Records provided Block Start

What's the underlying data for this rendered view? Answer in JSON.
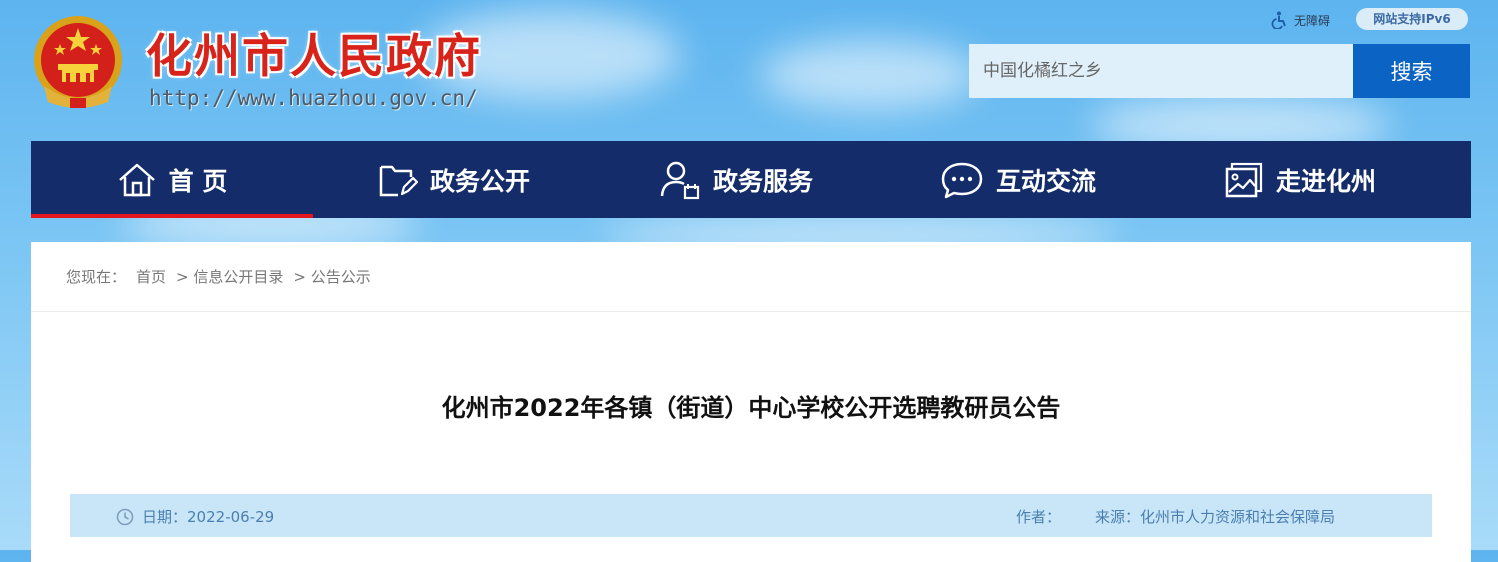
{
  "header": {
    "site_title": "化州市人民政府",
    "site_url": "http://www.huazhou.gov.cn/",
    "accessibility_label": "无障碍",
    "ipv6_badge": "网站支持IPv6",
    "search": {
      "placeholder": "中国化橘红之乡",
      "button_label": "搜索"
    }
  },
  "nav": {
    "items": [
      {
        "label": "首 页",
        "icon": "home-icon",
        "active": true
      },
      {
        "label": "政务公开",
        "icon": "folder-edit-icon"
      },
      {
        "label": "政务服务",
        "icon": "user-calendar-icon"
      },
      {
        "label": "互动交流",
        "icon": "chat-bubble-icon"
      },
      {
        "label": "走进化州",
        "icon": "picture-icon"
      }
    ]
  },
  "breadcrumb": {
    "prefix": "您现在：",
    "items": [
      "首页",
      "> 信息公开目录",
      "> 公告公示"
    ]
  },
  "article": {
    "title": "化州市2022年各镇（街道）中心学校公开选聘教研员公告",
    "date_label": "日期：",
    "date": "2022-06-29",
    "author_label": "作者：",
    "author": "",
    "source_label": "来源：",
    "source": "化州市人力资源和社会保障局"
  },
  "colors": {
    "nav_bg": "#152c6b",
    "nav_active_underline": "#e4151f",
    "title_red": "#d8231a",
    "search_button": "#0b63c3",
    "meta_bar_bg": "#c9e6f8"
  }
}
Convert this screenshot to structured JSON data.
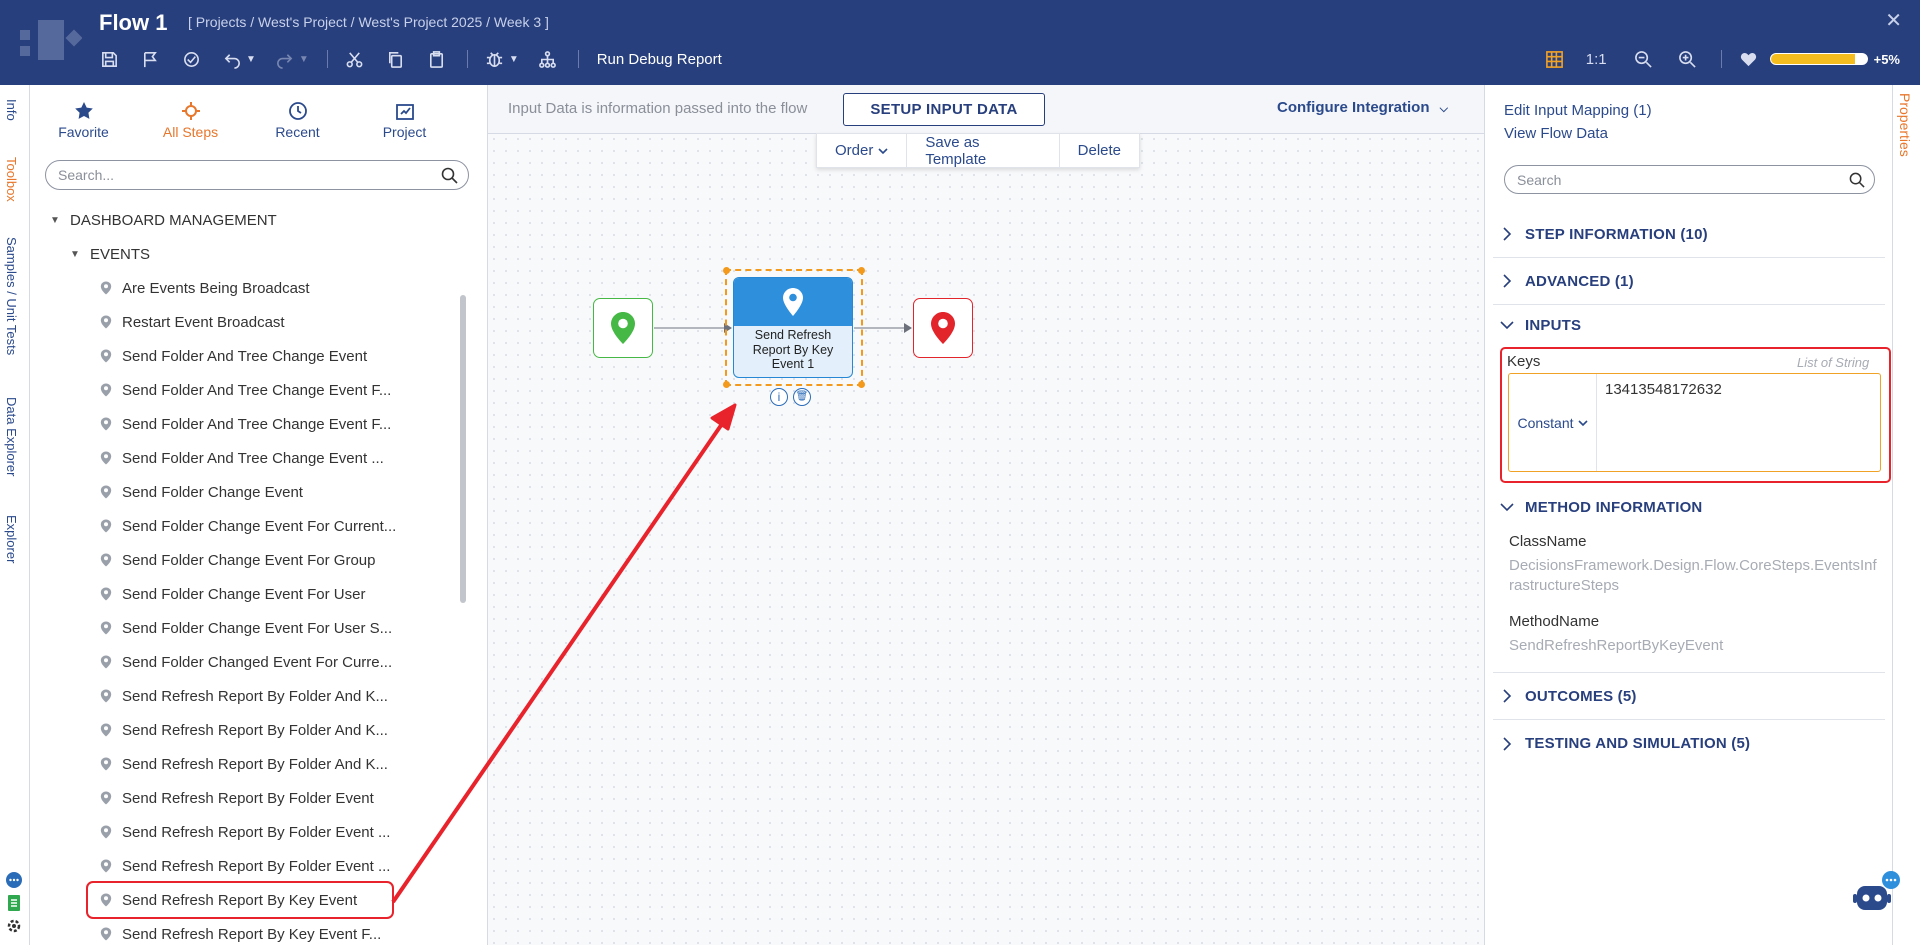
{
  "header": {
    "title": "Flow 1",
    "breadcrumb": "[ Projects / West's Project / West's Project 2025 / Week 3 ]",
    "close_icon": "✕",
    "run_debug_label": "Run Debug Report",
    "zoom_label": "1:1",
    "health_fraction": 0.88,
    "health_label": "+5%"
  },
  "left_tabs": [
    "Info",
    "Toolbox",
    "Samples / Unit Tests",
    "Data Explorer",
    "Explorer"
  ],
  "toolbox": {
    "tabs": [
      "Favorite",
      "All Steps",
      "Recent",
      "Project"
    ],
    "search_placeholder": "Search...",
    "group": "DASHBOARD MANAGEMENT",
    "subgroup": "EVENTS",
    "items": [
      "Are Events Being Broadcast",
      "Restart Event Broadcast",
      "Send Folder And Tree Change Event",
      "Send Folder And Tree Change Event F...",
      "Send Folder And Tree Change Event F...",
      "Send Folder And Tree Change Event ...",
      "Send Folder Change Event",
      "Send Folder Change Event For Current...",
      "Send Folder Change Event For Group",
      "Send Folder Change Event For User",
      "Send Folder Change Event For User S...",
      "Send Folder Changed Event For Curre...",
      "Send Refresh Report By Folder And K...",
      "Send Refresh Report By Folder And K...",
      "Send Refresh Report By Folder And K...",
      "Send Refresh Report By Folder Event",
      "Send Refresh Report By Folder Event ...",
      "Send Refresh Report By Folder Event ...",
      "Send Refresh Report By Key Event",
      "Send Refresh Report By Key Event F..."
    ]
  },
  "canvas": {
    "input_bar_text": "Input Data is information passed into the flow",
    "setup_button": "SETUP INPUT DATA",
    "configure_button": "Configure Integration",
    "context_menu": [
      "Order",
      "Save as Template",
      "Delete"
    ],
    "step_label": "Send Refresh Report By Key Event 1",
    "info_glyph": "i",
    "delete_glyph": "🗑"
  },
  "properties": {
    "tab_label": "Properties",
    "links": [
      "Edit Input Mapping (1)",
      "View Flow Data"
    ],
    "search_placeholder": "Search",
    "sections": [
      "STEP INFORMATION (10)",
      "ADVANCED (1)",
      "INPUTS",
      "METHOD INFORMATION",
      "OUTCOMES (5)",
      "TESTING AND SIMULATION (5)"
    ],
    "keys_label": "Keys",
    "keys_type": "List of String",
    "keys_mode": "Constant",
    "keys_value": "13413548172632",
    "class_name_label": "ClassName",
    "class_name_value": "DecisionsFramework.Design.Flow.CoreSteps.EventsInfrastructureSteps",
    "method_name_label": "MethodName",
    "method_name_value": "SendRefreshReportByKeyEvent"
  },
  "colors": {
    "header_bg": "#283f7d",
    "accent_orange": "#e8762b",
    "link_blue": "#2b4a8c",
    "highlight_red": "#e8232b",
    "start_green": "#46b845",
    "end_red": "#e2242b",
    "step_blue": "#2e8fdc"
  }
}
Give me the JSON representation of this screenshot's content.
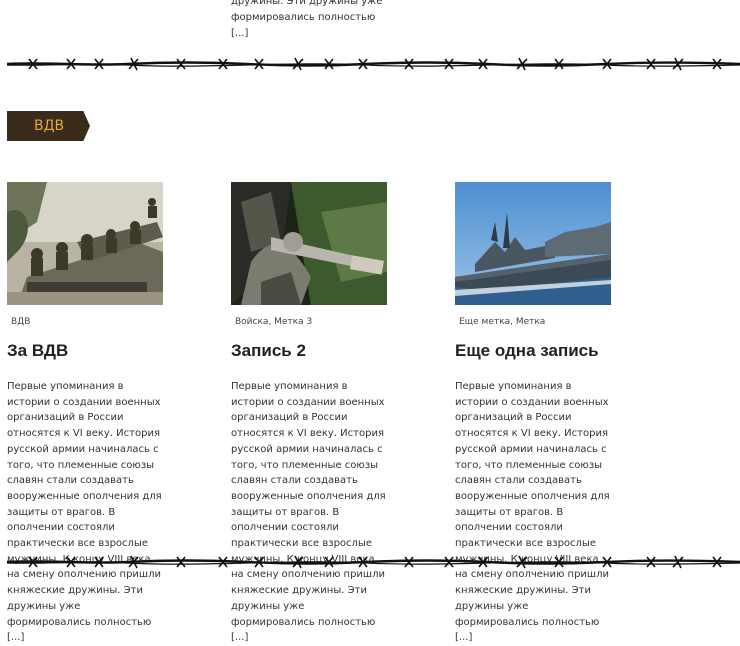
{
  "top_excerpt": {
    "line1": "дружины. Эти дружины уже",
    "line2": "формировались полностью",
    "more": "[...]"
  },
  "category": {
    "label": "ВДВ",
    "text_color": "#e2a54a",
    "bg_color": "#3a2c1a"
  },
  "posts": [
    {
      "tags": [
        "ВДВ"
      ],
      "title": "За ВДВ",
      "image": "soldiers-on-armored-vehicle",
      "excerpt": "Первые упоминания в истории о создании военных организаций в России относятся к VI веку. История русской армии начиналась с того, что племенные союзы славян стали создавать вооруженные ополчения для защиты от врагов. В ополчении состояли практически все взрослые мужчины. К концу VIII века на смену ополчению пришли княжеские дружины. Эти дружины уже формировались полностью",
      "more": "[...]"
    },
    {
      "tags": [
        "Войска",
        "Метка 3"
      ],
      "title": "Запись 2",
      "image": "sniper-rifle",
      "excerpt": "Первые упоминания в истории о создании военных организаций в России относятся к VI веку. История русской армии начиналась с того, что племенные союзы славян стали создавать вооруженные ополчения для защиты от врагов. В ополчении состояли практически все взрослые мужчины. К концу VIII века на смену ополчению пришли княжеские дружины. Эти дружины уже формировались полностью",
      "more": "[...]"
    },
    {
      "tags": [
        "Еще метка",
        "Метка"
      ],
      "title": "Еще одна запись",
      "image": "warship-at-sea",
      "excerpt": "Первые упоминания в истории о создании военных организаций в России относятся к VI веку. История русской армии начиналась с того, что племенные союзы славян стали создавать вооруженные ополчения для защиты от врагов. В ополчении состояли практически все взрослые мужчины. К концу VIII века на смену ополчению пришли княжеские дружины. Эти дружины уже формировались полностью",
      "more": "[...]"
    }
  ]
}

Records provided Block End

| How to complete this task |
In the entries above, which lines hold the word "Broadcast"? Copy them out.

| Response to the task |
      "Are Events Being Broadcast",
      "Restart Event Broadcast",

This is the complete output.